Stuff I do at Work

I try not to show off that much, but..It’s that time of year. This past year, I helped bring Zootopia to life. It was a very stressful and challenging project, but I’m super proud of the work I did on it, and that I got to be part of such an amazing and beautiful film.

Anyways, I don’t often get to show some of the behind the scenes things I do at work. Yesterday a Great Article was posted on Engadget that focuses on some of the technology that we use in Look Development, which includes fur grooming and rendering, and vegetation. I was surprised to see this image, which I put together for a press presentation last month:


One of my big tasks on Zootopia was to help develop the vegetation and look of the rain forest environment. This was a particularly fun task for me, since I love plants, and procedural modeling. I used our in-house plant modeling tool, Bonsai, to create all of the plants in the image above, and XGen to place them in the set.

I’m a look development artist, which on paper doesn’t really include software development and programming. We primarily create textures, materials, groom hair and fur, and populate sets with vegetation and debris.

In fact, when I started at Disney, I had little interest in writing code. Over the last few years, I taught myself Python, and dabbled in some C++. As I began to play with a young version of Bonsai, I saw its potential, and somehow got myself into actually helping to write code for it. The main developers and TDs were great about helping me learn and have me contribute to the software. There’s something satisfying about being able to build a tool, then actually use it to complete your work. I like the challenge of the problem solving that coding requires, but It also enabled me to focus on the creative aspect of my job.


I also did a bunch of character work. Here’s a few of my favorites:

I was primarily focused on the hair and fur groom, shading, and texturing. For something like a lion’s mane, we use a plugin to sculpt volumes that feed into XGen, and shape the hair groom. Inside XGen, we can apply procedural effects to add noise and clumping, or even attach things to the hair. I may have hid some things in the Yak’s hair.

On Big Hero 6, I solely worked on environments. I did some large scale landscape work, including Akuma island, the look of the Bay water surface, and the look of all of the residential buildings in the wide city shots.With these types of large scale environments, there is some fuzziness between Modeling and Look Development, particularly with organic elements, like vegetation and terrain.


For the city buildings (the smaller ones), I developed a set of procedural materials, which essentially made every single one unique. I probably made the renders take much longer than they should have been…


We’ve come a long way, even from just a few years ago, on Frozen. Below are a few of the things I worked on.

The tool we used to create Anna’s braid is the same I mentioned earlier, which I used on the Yak, and Lionheart, albeit, in its infancy. Braiding hair is much easier in real life.

Turning Anna into ice as fun challenge. Besides making her feel like ice, I had to figure out how to visually show this transition.
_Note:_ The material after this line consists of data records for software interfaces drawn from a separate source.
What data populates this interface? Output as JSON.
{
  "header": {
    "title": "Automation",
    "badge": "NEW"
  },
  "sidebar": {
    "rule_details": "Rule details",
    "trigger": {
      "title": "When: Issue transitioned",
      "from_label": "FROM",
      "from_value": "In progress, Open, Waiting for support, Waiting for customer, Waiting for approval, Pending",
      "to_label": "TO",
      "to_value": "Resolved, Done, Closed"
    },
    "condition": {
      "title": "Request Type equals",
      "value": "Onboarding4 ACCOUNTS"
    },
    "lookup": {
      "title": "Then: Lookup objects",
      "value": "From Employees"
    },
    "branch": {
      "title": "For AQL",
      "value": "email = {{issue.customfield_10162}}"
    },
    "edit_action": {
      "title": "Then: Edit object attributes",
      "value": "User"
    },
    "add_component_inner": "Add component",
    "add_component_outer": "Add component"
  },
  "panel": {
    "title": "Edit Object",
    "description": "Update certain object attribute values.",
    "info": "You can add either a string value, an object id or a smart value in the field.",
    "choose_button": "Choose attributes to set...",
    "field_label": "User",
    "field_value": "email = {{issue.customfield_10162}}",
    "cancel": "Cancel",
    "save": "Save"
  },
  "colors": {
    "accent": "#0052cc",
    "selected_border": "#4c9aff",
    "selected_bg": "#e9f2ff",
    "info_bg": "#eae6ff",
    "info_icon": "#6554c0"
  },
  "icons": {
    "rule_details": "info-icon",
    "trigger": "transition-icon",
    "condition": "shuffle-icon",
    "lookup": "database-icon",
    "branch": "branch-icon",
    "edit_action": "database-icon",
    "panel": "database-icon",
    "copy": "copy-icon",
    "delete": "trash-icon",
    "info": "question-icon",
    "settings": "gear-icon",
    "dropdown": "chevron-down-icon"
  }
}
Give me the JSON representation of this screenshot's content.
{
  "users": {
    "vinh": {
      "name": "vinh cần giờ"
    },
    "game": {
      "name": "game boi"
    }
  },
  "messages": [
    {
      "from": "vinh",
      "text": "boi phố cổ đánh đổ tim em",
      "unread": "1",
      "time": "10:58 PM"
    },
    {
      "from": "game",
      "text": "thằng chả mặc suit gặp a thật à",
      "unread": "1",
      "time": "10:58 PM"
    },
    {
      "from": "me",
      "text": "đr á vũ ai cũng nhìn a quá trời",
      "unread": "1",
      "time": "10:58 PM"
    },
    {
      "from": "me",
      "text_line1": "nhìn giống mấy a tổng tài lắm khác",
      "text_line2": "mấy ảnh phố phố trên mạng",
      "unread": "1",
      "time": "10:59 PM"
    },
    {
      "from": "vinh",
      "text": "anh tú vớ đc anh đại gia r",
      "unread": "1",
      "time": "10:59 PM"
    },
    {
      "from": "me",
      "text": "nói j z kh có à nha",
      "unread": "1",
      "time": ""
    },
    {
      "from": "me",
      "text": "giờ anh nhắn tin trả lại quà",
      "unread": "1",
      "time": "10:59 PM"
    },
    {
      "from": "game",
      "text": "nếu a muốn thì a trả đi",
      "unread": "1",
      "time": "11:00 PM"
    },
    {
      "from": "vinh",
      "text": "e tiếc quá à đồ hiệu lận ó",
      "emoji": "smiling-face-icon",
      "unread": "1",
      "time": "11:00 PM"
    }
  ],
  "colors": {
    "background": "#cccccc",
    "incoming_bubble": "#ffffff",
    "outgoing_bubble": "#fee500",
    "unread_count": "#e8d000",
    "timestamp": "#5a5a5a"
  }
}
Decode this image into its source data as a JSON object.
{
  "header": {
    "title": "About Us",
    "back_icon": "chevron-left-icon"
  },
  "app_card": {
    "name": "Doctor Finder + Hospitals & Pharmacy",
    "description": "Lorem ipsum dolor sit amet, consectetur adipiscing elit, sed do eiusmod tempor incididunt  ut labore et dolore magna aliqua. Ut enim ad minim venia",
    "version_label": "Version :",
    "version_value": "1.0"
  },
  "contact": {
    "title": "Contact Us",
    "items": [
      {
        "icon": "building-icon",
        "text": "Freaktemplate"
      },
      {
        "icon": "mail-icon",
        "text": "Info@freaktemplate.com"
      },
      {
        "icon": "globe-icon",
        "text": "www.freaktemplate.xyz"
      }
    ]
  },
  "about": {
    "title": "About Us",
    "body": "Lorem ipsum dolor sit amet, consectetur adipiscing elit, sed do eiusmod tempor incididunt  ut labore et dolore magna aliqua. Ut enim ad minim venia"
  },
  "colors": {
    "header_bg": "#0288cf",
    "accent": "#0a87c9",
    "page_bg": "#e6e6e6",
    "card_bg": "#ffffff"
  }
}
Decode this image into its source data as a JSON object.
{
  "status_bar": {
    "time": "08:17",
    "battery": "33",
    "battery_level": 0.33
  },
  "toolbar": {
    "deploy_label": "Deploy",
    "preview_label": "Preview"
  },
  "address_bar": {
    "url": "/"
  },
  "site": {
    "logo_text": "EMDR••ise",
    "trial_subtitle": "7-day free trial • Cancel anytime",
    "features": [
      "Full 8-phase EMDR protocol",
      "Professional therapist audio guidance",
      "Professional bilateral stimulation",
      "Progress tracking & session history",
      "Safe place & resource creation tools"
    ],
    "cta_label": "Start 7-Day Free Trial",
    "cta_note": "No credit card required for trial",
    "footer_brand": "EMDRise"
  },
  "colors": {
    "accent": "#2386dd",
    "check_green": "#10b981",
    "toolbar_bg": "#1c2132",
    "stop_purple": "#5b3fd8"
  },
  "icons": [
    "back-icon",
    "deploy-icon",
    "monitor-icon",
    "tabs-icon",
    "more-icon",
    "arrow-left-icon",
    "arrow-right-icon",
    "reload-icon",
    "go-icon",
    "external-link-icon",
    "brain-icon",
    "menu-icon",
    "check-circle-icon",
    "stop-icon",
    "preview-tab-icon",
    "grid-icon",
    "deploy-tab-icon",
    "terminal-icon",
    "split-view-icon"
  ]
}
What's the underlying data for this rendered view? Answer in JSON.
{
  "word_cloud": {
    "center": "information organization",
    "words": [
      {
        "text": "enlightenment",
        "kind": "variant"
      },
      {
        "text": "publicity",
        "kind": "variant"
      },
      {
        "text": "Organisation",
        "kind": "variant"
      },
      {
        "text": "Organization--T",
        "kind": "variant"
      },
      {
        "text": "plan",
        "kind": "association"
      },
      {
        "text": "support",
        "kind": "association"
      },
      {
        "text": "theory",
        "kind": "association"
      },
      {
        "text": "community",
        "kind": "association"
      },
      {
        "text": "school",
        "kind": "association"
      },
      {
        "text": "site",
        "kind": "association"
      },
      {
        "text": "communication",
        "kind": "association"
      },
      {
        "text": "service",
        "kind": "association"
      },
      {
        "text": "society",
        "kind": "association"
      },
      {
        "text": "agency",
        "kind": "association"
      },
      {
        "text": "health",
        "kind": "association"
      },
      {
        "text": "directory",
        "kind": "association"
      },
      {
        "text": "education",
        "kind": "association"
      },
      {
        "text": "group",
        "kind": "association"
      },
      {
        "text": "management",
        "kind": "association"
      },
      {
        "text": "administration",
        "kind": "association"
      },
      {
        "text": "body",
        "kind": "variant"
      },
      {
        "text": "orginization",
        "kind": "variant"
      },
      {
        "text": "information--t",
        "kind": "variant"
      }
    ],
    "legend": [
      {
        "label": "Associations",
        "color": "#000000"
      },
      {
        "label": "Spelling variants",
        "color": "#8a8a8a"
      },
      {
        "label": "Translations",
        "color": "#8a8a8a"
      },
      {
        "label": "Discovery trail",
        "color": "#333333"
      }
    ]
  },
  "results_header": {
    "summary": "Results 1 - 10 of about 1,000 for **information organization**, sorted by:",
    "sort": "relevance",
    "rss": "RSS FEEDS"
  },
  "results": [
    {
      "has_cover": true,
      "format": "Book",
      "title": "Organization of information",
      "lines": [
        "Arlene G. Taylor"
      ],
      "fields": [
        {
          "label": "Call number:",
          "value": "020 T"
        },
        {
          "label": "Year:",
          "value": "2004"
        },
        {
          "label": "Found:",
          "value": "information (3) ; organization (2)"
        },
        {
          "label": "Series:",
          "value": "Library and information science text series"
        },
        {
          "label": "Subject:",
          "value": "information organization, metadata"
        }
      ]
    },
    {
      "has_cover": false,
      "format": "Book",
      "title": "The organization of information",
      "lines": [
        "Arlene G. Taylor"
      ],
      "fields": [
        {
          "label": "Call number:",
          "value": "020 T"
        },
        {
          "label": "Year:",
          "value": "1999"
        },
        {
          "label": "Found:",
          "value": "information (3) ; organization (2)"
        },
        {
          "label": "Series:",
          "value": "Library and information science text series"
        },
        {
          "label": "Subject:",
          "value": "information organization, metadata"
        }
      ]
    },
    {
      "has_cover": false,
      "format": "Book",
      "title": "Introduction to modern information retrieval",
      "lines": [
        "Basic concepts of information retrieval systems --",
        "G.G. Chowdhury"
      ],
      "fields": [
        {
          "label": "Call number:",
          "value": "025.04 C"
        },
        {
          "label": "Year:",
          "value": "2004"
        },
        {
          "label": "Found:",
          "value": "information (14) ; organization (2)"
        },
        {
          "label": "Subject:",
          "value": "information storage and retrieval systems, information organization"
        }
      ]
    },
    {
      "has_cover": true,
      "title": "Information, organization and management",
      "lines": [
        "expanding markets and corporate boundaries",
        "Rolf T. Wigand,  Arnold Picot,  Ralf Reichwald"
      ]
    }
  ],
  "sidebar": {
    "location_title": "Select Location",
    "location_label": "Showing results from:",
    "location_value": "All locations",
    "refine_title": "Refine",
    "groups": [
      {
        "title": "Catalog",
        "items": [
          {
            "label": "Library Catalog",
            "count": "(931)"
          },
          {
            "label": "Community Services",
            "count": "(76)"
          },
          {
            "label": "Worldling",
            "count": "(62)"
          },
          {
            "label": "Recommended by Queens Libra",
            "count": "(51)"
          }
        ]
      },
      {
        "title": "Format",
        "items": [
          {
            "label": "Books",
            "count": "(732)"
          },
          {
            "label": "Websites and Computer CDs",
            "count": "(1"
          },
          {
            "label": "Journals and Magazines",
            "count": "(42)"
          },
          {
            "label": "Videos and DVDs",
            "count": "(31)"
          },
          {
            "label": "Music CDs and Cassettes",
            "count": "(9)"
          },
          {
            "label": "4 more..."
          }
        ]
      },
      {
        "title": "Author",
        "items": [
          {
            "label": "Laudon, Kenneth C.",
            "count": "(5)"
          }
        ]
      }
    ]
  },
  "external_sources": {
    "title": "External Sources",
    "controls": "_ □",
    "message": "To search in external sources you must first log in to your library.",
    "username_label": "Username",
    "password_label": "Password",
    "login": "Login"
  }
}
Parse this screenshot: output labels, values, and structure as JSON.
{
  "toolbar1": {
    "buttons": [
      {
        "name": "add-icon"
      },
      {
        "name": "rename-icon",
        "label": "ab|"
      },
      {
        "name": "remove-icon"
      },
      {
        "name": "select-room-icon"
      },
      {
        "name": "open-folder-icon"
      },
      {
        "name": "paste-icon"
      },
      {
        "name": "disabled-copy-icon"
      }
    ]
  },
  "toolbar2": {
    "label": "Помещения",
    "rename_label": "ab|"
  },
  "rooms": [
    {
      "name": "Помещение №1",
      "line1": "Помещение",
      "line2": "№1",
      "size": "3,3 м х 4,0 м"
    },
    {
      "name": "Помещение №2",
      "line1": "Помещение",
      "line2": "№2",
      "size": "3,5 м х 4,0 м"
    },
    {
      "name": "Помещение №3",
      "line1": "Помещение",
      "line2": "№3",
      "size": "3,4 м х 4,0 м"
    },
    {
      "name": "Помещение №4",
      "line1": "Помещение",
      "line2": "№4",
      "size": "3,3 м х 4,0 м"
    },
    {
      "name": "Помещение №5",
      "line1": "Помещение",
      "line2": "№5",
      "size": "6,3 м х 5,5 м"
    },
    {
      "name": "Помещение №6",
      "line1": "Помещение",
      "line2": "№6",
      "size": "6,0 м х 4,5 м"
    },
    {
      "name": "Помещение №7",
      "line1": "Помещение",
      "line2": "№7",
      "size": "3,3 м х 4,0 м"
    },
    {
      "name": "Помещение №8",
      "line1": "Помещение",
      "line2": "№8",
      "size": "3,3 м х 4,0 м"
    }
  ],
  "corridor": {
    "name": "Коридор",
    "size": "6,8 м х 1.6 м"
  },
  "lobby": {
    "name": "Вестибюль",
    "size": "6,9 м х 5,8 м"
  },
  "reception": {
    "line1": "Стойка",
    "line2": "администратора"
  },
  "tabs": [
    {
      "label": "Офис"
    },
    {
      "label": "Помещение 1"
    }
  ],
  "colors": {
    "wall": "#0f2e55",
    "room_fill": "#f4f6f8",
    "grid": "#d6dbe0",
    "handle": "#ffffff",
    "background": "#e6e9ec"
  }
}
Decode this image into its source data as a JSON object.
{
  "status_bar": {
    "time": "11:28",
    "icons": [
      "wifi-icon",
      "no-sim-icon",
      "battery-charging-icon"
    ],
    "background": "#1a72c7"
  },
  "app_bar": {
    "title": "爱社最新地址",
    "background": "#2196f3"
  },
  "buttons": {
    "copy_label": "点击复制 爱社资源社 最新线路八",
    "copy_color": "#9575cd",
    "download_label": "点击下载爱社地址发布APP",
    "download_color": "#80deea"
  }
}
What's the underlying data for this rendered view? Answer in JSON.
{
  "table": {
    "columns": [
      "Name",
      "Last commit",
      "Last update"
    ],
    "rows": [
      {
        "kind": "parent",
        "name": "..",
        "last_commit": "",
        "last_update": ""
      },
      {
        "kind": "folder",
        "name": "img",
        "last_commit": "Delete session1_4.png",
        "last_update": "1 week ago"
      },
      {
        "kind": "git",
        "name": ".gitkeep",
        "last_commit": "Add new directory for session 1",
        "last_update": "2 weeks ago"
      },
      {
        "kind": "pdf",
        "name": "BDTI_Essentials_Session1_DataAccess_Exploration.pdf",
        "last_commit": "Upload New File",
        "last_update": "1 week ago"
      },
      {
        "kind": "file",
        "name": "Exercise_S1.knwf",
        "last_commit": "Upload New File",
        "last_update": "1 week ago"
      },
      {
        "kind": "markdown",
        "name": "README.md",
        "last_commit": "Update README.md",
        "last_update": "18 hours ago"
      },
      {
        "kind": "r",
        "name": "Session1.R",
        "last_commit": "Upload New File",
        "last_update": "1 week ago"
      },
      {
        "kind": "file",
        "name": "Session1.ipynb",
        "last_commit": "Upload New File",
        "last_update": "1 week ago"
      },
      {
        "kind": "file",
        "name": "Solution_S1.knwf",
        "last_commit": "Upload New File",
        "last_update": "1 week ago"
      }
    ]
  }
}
To do that, I employed procedural/map based approach, involving much math.

It’s weird to think about the things I’ve worked on in just that past 5 years. Just 5 years ago, I was about to graduate college, having no real job plan. In fact, when I was contacted by Disney later that year, I had actually forgotten that I applied there.